Juts how much of the east part of this country is a giant forest surprised us both. So much of this country is still wild in all parts of it.We were both also surprised at how undeveloped some parts of the country were. The South is still quite empty even being older and even some of the North East had dirt roads. Somehow, I had thought there would be more in the East than in the Midwest. It’s not to say the Midwest has no dirt roads, but parts of it do feel much fuller than the South did to me. For instance, the towns were more spaced out in the South than I thought they would be.
We were surprised at how much bigger the sky could feel. From about Oklahoma west to Arizona, the sky felt ten times bigger than it does in England or the rest of the country. It meant that you could get the feeling people get looking up at the stars at night during the day and that you could see weather systems and sort of ‘steal’ sun from 50 miles away, so a cloudy day would rarely feel as cloudy as it does in much of the world:
We were surprised how amazing the nature of the West was:
And generally more epic:
A conviction we’ve both come away with surprised me at the very least. We are now both massive fans of the state system. If anyone wants to impose something on the whole country, no matter how fab the idea, I’d be wary. The state system means that 300 million people can live at least 50 different ways and if they don’t like the way things are done in their state, they can move to another with it just being ‘moving’ rather than ’emigrating’ (i.e. visas, new language, completely new system to have to plug into, etc). This is a great thing.
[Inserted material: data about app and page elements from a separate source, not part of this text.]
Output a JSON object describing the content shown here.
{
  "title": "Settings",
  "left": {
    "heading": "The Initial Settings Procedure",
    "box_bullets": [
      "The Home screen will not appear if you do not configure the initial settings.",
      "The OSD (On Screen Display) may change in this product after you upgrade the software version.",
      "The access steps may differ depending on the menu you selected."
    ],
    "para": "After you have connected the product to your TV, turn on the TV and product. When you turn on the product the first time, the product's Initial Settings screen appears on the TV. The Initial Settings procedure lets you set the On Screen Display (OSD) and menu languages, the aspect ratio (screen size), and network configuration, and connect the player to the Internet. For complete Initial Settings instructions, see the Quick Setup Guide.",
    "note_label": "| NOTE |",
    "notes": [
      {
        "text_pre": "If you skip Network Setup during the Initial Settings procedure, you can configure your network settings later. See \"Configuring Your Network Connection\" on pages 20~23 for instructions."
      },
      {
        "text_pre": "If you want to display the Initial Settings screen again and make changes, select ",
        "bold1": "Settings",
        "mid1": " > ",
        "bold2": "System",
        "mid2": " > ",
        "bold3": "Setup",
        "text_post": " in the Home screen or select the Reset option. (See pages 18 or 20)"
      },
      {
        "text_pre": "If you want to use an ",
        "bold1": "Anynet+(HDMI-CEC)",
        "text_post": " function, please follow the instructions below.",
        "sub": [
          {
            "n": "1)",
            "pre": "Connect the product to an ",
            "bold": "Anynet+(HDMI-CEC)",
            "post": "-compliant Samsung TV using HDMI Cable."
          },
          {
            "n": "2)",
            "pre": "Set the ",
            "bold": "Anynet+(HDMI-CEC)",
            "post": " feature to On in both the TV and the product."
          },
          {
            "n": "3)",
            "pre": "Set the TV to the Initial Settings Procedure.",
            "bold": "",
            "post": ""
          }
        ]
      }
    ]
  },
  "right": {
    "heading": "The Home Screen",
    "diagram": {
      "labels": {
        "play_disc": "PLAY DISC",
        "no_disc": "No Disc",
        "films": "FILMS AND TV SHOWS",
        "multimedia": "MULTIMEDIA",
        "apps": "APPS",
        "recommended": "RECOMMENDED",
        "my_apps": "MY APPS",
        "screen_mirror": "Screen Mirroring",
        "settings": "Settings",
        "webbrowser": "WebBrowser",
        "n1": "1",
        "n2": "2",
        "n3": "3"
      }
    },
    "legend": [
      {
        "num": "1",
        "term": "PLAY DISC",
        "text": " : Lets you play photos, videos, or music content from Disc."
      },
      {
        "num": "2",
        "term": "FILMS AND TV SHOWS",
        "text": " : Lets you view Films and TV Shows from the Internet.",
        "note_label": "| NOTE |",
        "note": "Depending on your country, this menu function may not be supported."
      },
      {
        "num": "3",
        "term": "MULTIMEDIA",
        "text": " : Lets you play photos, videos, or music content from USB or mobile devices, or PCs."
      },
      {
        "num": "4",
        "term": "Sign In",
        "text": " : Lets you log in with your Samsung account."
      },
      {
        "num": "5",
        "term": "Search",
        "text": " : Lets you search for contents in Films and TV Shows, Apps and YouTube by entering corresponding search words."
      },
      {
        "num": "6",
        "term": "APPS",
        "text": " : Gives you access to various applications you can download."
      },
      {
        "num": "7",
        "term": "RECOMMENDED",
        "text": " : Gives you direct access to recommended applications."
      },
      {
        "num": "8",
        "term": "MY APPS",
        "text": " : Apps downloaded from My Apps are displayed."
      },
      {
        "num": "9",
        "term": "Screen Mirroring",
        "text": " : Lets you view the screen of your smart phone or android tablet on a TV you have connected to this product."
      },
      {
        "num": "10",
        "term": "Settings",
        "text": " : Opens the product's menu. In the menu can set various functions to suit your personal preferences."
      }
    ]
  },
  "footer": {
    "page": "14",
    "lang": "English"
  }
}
Making 300 million people live the same way is never going to work brilliantly, but the fact that the people in Vermont can live one way which looks very different from how many people in New York live which looks that much more different from how the people in Alabama live, which are all entirely different from how the people in California live, this is wonderful! It means someone who doesn’t like being a Californian hippie can move to Alabama and become a conservative baptist (Ned Flanders anyone – it probably has happened), while someone who grows up in Alabama and finds it not fitting can move to California to be a counterculturalist or go to Philadelphia and just more comfortably be a democrat or whatever this person happens to want within the 50 options. This is excellent. State lines do matter. This is and isn’t one country. In some ways, the states are like little countries of their own.
At any rate, we were thrilled to know the options we wanted do really exist. The UK is much more centralized which meant meaningful variations were harder to come by. We know if our first choice state doesn’t work out, we have several different options in terms of laws, culture and weather.
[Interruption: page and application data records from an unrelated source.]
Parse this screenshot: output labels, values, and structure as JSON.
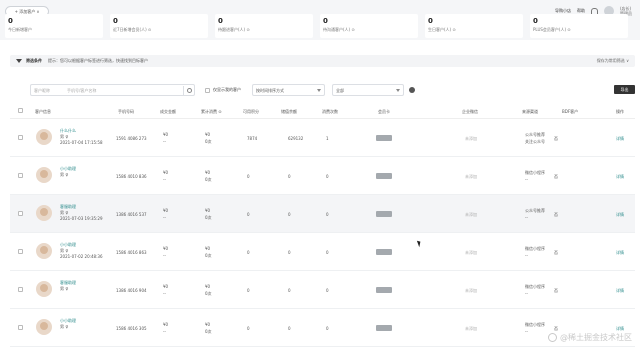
{
  "header": {
    "add_button": "+ 添加客户 ∨",
    "links": [
      "导购小店",
      "帮助"
    ],
    "user_name": "(店长)",
    "user_sub": "管理员"
  },
  "stats": [
    {
      "num": "0",
      "label": "今日新增客户"
    },
    {
      "num": "0",
      "label": "近7日新增会员(人) ⊙"
    },
    {
      "num": "0",
      "label": "待跟进客户(人) ⊙"
    },
    {
      "num": "0",
      "label": "待沟通客户(人) ⊙"
    },
    {
      "num": "0",
      "label": "生日客户(人) ⊙"
    },
    {
      "num": "0",
      "label": "PLUS会员客户(人) ⊙"
    }
  ],
  "tipbar": {
    "title": "筛选条件",
    "text": "提示：您可以根据客户标签进行筛选，快速找到目标客户",
    "right": "保存为常用筛选 ∨"
  },
  "toolbar": {
    "search_placeholder": "客户昵称",
    "search_placeholder2": "手机号/客户名称",
    "checkbox_label": "仅显示我的客户",
    "select1": "按时间排序方式",
    "select2": "全部",
    "export": "导出"
  },
  "table": {
    "headers": [
      "客户信息",
      "手机号码",
      "成交金额",
      "累计消费 ⊙",
      "可用积分",
      "储值余额",
      "消费次数",
      "会员卡",
      "企业微信",
      "来源渠道",
      "BDF客户",
      "操作"
    ],
    "rows": [
      {
        "name": "什么什么",
        "gender": "男 ♀",
        "regtime": "2021-07-04 17:15:58",
        "phone": "1591 4086 273",
        "deal": "¥0",
        "deal_sub": "--",
        "paid": "¥0",
        "paid_sub": "0次",
        "points": "7874",
        "balance": "629132",
        "count": "1",
        "corp": "未添加",
        "source": "公众号推荐",
        "source_sub": "关注公众号",
        "biz": "否",
        "op": "详情"
      },
      {
        "name": "小小助理",
        "gender": "男 ♀",
        "regtime": "",
        "phone": "1586 4010 836",
        "deal": "¥0",
        "deal_sub": "--",
        "paid": "¥0",
        "paid_sub": "0次",
        "points": "0",
        "balance": "0",
        "count": "0",
        "corp": "未添加",
        "source": "微信小程序",
        "source_sub": "--",
        "biz": "否",
        "op": "详情"
      },
      {
        "name": "客服助理",
        "gender": "男 ♀",
        "regtime": "2021-07-03 19:35:29",
        "phone": "1386 4016 537",
        "deal": "¥0",
        "deal_sub": "--",
        "paid": "¥0",
        "paid_sub": "0次",
        "points": "0",
        "balance": "0",
        "count": "0",
        "corp": "未添加",
        "source": "公众号推荐",
        "source_sub": "--",
        "biz": "否",
        "op": "详情"
      },
      {
        "name": "小小助理",
        "gender": "男 ♀",
        "regtime": "2021-07-02 20:48:36",
        "phone": "1586 4016 863",
        "deal": "¥0",
        "deal_sub": "--",
        "paid": "¥0",
        "paid_sub": "0次",
        "points": "0",
        "balance": "0",
        "count": "0",
        "corp": "未添加",
        "source": "微信小程序",
        "source_sub": "--",
        "biz": "否",
        "op": "详情"
      },
      {
        "name": "客服助理",
        "gender": "男 ♀",
        "regtime": "",
        "phone": "1386 4016 904",
        "deal": "¥0",
        "deal_sub": "--",
        "paid": "¥0",
        "paid_sub": "0次",
        "points": "0",
        "balance": "0",
        "count": "0",
        "corp": "未添加",
        "source": "微信小程序",
        "source_sub": "--",
        "biz": "否",
        "op": "详情"
      },
      {
        "name": "小小助理",
        "gender": "男 ♀",
        "regtime": "",
        "phone": "1586 4016 305",
        "deal": "¥0",
        "deal_sub": "--",
        "paid": "¥0",
        "paid_sub": "0次",
        "points": "0",
        "balance": "0",
        "count": "0",
        "corp": "未添加",
        "source": "微信小程序",
        "source_sub": "--",
        "biz": "否",
        "op": "详情"
      }
    ]
  },
  "watermark": "@稀土掘金技术社区"
}
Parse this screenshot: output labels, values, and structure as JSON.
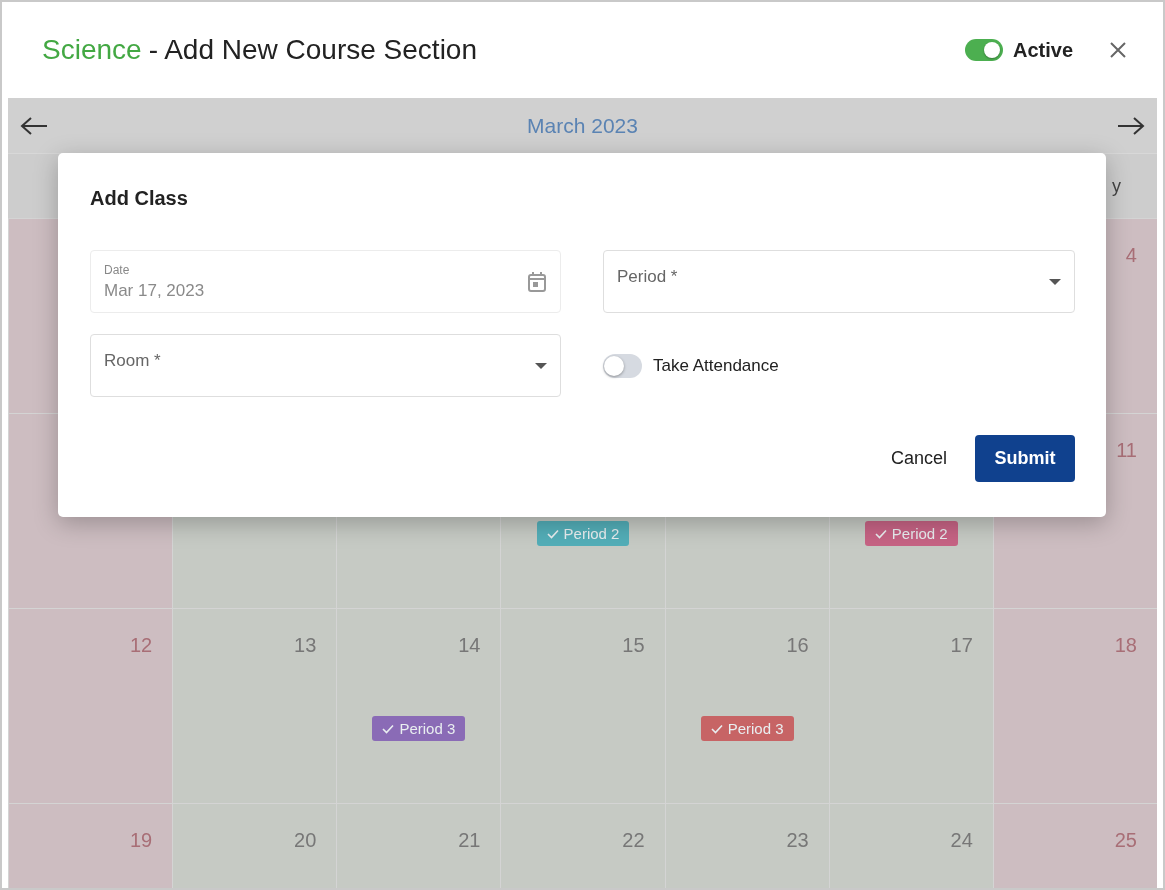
{
  "header": {
    "subject": "Science",
    "title": "- Add New Course Section",
    "active_toggle": {
      "label": "Active",
      "on": true
    }
  },
  "calendar": {
    "month": "March 2023",
    "weekday_header": "y",
    "weeks": [
      {
        "days": [
          {
            "weekend": true
          },
          {
            "weekend": true,
            "date": "4"
          }
        ]
      },
      {
        "days": [
          {
            "weekend": true
          },
          {
            "weekend": false
          },
          {
            "weekend": false
          },
          {
            "weekend": false,
            "events": [
              {
                "label": "Period 2",
                "color": "#53aeb8"
              }
            ]
          },
          {
            "weekend": false
          },
          {
            "weekend": false,
            "events": [
              {
                "label": "Period 2",
                "color": "#c66384"
              }
            ]
          },
          {
            "weekend": true,
            "date": "11"
          }
        ]
      },
      {
        "days": [
          {
            "weekend": true,
            "date": "12"
          },
          {
            "weekend": false,
            "date": "13"
          },
          {
            "weekend": false,
            "date": "14",
            "events": [
              {
                "label": "Period 3",
                "color": "#8a6bb6"
              }
            ]
          },
          {
            "weekend": false,
            "date": "15"
          },
          {
            "weekend": false,
            "date": "16",
            "events": [
              {
                "label": "Period 3",
                "color": "#c76465"
              }
            ]
          },
          {
            "weekend": false,
            "date": "17"
          },
          {
            "weekend": true,
            "date": "18"
          }
        ]
      },
      {
        "days": [
          {
            "weekend": true,
            "date": "19"
          },
          {
            "weekend": false,
            "date": "20"
          },
          {
            "weekend": false,
            "date": "21"
          },
          {
            "weekend": false,
            "date": "22"
          },
          {
            "weekend": false,
            "date": "23"
          },
          {
            "weekend": false,
            "date": "24"
          },
          {
            "weekend": true,
            "date": "25"
          }
        ]
      }
    ]
  },
  "modal": {
    "title": "Add Class",
    "fields": [
      {
        "kind": "date",
        "label": "Date",
        "value": "Mar 17, 2023",
        "disabled": true
      },
      {
        "kind": "select",
        "placeholder": "Period *"
      },
      {
        "kind": "select",
        "placeholder": "Room *"
      },
      {
        "kind": "switch",
        "label": "Take Attendance",
        "on": false
      }
    ],
    "buttons": [
      {
        "label": "Cancel",
        "kind": "text"
      },
      {
        "label": "Submit",
        "kind": "primary"
      }
    ]
  }
}
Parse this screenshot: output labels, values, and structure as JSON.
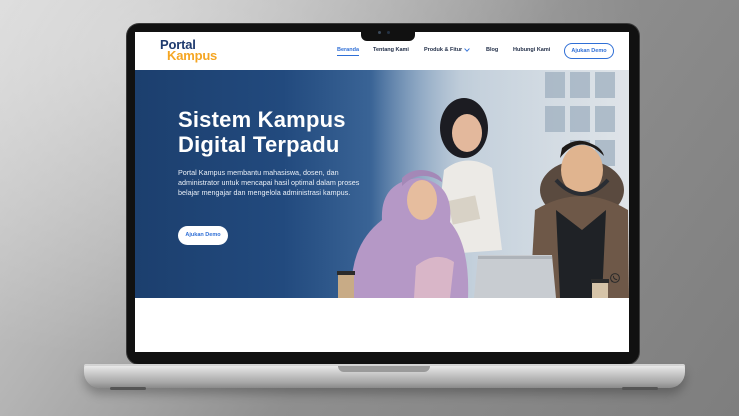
{
  "logo": {
    "line1": "Portal",
    "line2": "Kampus"
  },
  "nav": {
    "items": [
      {
        "label": "Beranda",
        "active": true
      },
      {
        "label": "Tentang Kami",
        "active": false
      },
      {
        "label": "Produk & Fitur",
        "active": false,
        "dropdown": true
      },
      {
        "label": "Blog",
        "active": false
      },
      {
        "label": "Hubungi Kami",
        "active": false
      }
    ],
    "cta_label": "Ajukan Demo"
  },
  "hero": {
    "title_line1": "Sistem Kampus",
    "title_line2": "Digital Terpadu",
    "description": "Portal Kampus membantu mahasiswa, dosen, dan administrator untuk mencapai hasil optimal dalam proses belajar mengajar dan mengelola administrasi kampus.",
    "cta_label": "Ajukan Demo"
  },
  "floating": {
    "icon": "whatsapp-icon"
  },
  "colors": {
    "brand_navy": "#1e3a6e",
    "brand_orange": "#f5a623",
    "accent_blue": "#2f6fd6",
    "hero_blue": "#1c3f6e"
  }
}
Stay tuned in the near future for part two of what surprised us and several more analysis videos before we blog about Christmas in Britain and actually moving to our chosen state.